Type out the entries below again, character for character.

EXTRACTED MATERIAL: Begin

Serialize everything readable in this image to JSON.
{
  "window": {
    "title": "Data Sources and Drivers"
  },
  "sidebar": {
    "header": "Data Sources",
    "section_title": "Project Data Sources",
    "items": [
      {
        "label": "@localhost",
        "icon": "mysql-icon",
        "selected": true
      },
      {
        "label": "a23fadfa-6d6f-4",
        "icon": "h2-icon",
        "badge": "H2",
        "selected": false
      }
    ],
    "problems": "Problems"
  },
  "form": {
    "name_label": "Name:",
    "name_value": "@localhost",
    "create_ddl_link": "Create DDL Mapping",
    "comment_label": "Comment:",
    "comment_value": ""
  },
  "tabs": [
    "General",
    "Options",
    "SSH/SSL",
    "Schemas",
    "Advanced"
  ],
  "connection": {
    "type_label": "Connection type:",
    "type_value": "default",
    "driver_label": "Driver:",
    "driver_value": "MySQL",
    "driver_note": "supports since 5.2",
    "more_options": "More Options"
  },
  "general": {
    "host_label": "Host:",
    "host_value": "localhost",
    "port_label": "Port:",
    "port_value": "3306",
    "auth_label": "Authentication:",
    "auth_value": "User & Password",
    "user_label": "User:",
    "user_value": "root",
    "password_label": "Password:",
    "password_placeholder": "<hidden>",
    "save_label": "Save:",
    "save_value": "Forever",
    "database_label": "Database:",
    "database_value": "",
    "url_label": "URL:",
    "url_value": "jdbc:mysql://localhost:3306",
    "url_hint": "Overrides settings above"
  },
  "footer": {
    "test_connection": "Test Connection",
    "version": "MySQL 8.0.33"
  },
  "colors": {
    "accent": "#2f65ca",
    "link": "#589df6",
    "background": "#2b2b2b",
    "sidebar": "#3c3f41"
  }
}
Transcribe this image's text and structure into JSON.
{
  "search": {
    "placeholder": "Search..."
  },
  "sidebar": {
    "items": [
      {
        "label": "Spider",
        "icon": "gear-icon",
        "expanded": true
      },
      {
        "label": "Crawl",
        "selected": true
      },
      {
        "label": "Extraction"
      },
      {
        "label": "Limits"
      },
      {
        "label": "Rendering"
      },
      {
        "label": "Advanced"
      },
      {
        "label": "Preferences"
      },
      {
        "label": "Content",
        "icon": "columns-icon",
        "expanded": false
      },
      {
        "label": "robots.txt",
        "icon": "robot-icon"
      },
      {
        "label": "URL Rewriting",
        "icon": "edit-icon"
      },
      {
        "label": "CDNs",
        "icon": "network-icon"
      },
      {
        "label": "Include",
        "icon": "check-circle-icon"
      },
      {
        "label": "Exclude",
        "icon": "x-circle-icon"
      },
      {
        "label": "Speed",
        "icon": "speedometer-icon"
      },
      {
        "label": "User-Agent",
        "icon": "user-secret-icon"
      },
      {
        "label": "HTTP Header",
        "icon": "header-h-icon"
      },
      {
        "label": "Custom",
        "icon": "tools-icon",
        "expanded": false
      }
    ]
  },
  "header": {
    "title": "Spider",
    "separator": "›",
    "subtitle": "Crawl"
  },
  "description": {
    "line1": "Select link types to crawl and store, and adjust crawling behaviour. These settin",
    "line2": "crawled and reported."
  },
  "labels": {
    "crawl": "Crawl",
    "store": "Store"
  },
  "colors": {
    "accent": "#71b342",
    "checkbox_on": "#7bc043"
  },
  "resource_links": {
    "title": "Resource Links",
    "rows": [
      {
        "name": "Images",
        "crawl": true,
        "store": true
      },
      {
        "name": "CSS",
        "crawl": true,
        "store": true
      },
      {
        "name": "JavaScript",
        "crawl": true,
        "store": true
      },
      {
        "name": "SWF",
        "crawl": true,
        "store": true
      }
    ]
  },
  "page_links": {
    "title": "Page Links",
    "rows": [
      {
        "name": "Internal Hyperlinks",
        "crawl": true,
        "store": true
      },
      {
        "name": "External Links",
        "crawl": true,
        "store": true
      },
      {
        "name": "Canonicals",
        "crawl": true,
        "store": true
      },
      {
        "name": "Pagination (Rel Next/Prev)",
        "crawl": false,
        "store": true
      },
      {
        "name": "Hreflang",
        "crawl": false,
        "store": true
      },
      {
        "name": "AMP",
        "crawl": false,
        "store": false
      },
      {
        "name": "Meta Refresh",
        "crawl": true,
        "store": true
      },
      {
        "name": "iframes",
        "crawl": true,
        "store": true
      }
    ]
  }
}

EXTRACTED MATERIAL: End

◆ **RESULT OF THE TASK**:
Serialize everything readable in this image to JSON.
{
  "window": {
    "title": "Data Sources and Drivers"
  },
  "sidebar": {
    "header": "Data Sources",
    "section_title": "Project Data Sources",
    "items": [
      {
        "label": "@localhost",
        "icon": "mysql-icon",
        "selected": true
      },
      {
        "label": "a23fadfa-6d6f-4",
        "icon": "h2-icon",
        "badge": "H2",
        "selected": false
      }
    ],
    "problems": "Problems"
  },
  "form": {
    "name_label": "Name:",
    "name_value": "@localhost",
    "create_ddl_link": "Create DDL Mapping",
    "comment_label": "Comment:",
    "comment_value": ""
  },
  "tabs": [
    "General",
    "Options",
    "SSH/SSL",
    "Schemas",
    "Advanced"
  ],
  "connection": {
    "type_label": "Connection type:",
    "type_value": "default",
    "driver_label": "Driver:",
    "driver_value": "MySQL",
    "driver_note": "supports since 5.2",
    "more_options": "More Options"
  },
  "general": {
    "host_label": "Host:",
    "host_value": "localhost",
    "port_label": "Port:",
    "port_value": "3306",
    "auth_label": "Authentication:",
    "auth_value": "User & Password",
    "user_label": "User:",
    "user_value": "root",
    "password_label": "Password:",
    "password_placeholder": "<hidden>",
    "save_label": "Save:",
    "save_value": "Forever",
    "database_label": "Database:",
    "database_value": "",
    "url_label": "URL:",
    "url_value": "jdbc:mysql://localhost:3306",
    "url_hint": "Overrides settings above"
  },
  "footer": {
    "test_connection": "Test Connection",
    "version": "MySQL 8.0.33"
  },
  "colors": {
    "accent": "#2f65ca",
    "link": "#589df6",
    "background": "#2b2b2b",
    "sidebar": "#3c3f41"
  }
}
Transcribe this image's text and structure into JSON.
{
  "search": {
    "placeholder": "Search..."
  },
  "sidebar": {
    "items": [
      {
        "label": "Spider",
        "icon": "gear-icon",
        "expanded": true
      },
      {
        "label": "Crawl",
        "selected": true
      },
      {
        "label": "Extraction"
      },
      {
        "label": "Limits"
      },
      {
        "label": "Rendering"
      },
      {
        "label": "Advanced"
      },
      {
        "label": "Preferences"
      },
      {
        "label": "Content",
        "icon": "columns-icon",
        "expanded": false
      },
      {
        "label": "robots.txt",
        "icon": "robot-icon"
      },
      {
        "label": "URL Rewriting",
        "icon": "edit-icon"
      },
      {
        "label": "CDNs",
        "icon": "network-icon"
      },
      {
        "label": "Include",
        "icon": "check-circle-icon"
      },
      {
        "label": "Exclude",
        "icon": "x-circle-icon"
      },
      {
        "label": "Speed",
        "icon": "speedometer-icon"
      },
      {
        "label": "User-Agent",
        "icon": "user-secret-icon"
      },
      {
        "label": "HTTP Header",
        "icon": "header-h-icon"
      },
      {
        "label": "Custom",
        "icon": "tools-icon",
        "expanded": false
      }
    ]
  },
  "header": {
    "title": "Spider",
    "separator": "›",
    "subtitle": "Crawl"
  },
  "description": {
    "line1": "Select link types to crawl and store, and adjust crawling behaviour. These settin",
    "line2": "crawled and reported."
  },
  "labels": {
    "crawl": "Crawl",
    "store": "Store"
  },
  "colors": {
    "accent": "#71b342",
    "checkbox_on": "#7bc043"
  },
  "resource_links": {
    "title": "Resource Links",
    "rows": [
      {
        "name": "Images",
        "crawl": true,
        "store": true
      },
      {
        "name": "CSS",
        "crawl": true,
        "store": true
      },
      {
        "name": "JavaScript",
        "crawl": true,
        "store": true
      },
      {
        "name": "SWF",
        "crawl": true,
        "store": true
      }
    ]
  },
  "page_links": {
    "title": "Page Links",
    "rows": [
      {
        "name": "Internal Hyperlinks",
        "crawl": true,
        "store": true
      },
      {
        "name": "External Links",
        "crawl": true,
        "store": true
      },
      {
        "name": "Canonicals",
        "crawl": true,
        "store": true
      },
      {
        "name": "Pagination (Rel Next/Prev)",
        "crawl": false,
        "store": true
      },
      {
        "name": "Hreflang",
        "crawl": false,
        "store": true
      },
      {
        "name": "AMP",
        "crawl": false,
        "store": false
      },
      {
        "name": "Meta Refresh",
        "crawl": true,
        "store": true
      },
      {
        "name": "iframes",
        "crawl": true,
        "store": true
      }
    ]
  }
}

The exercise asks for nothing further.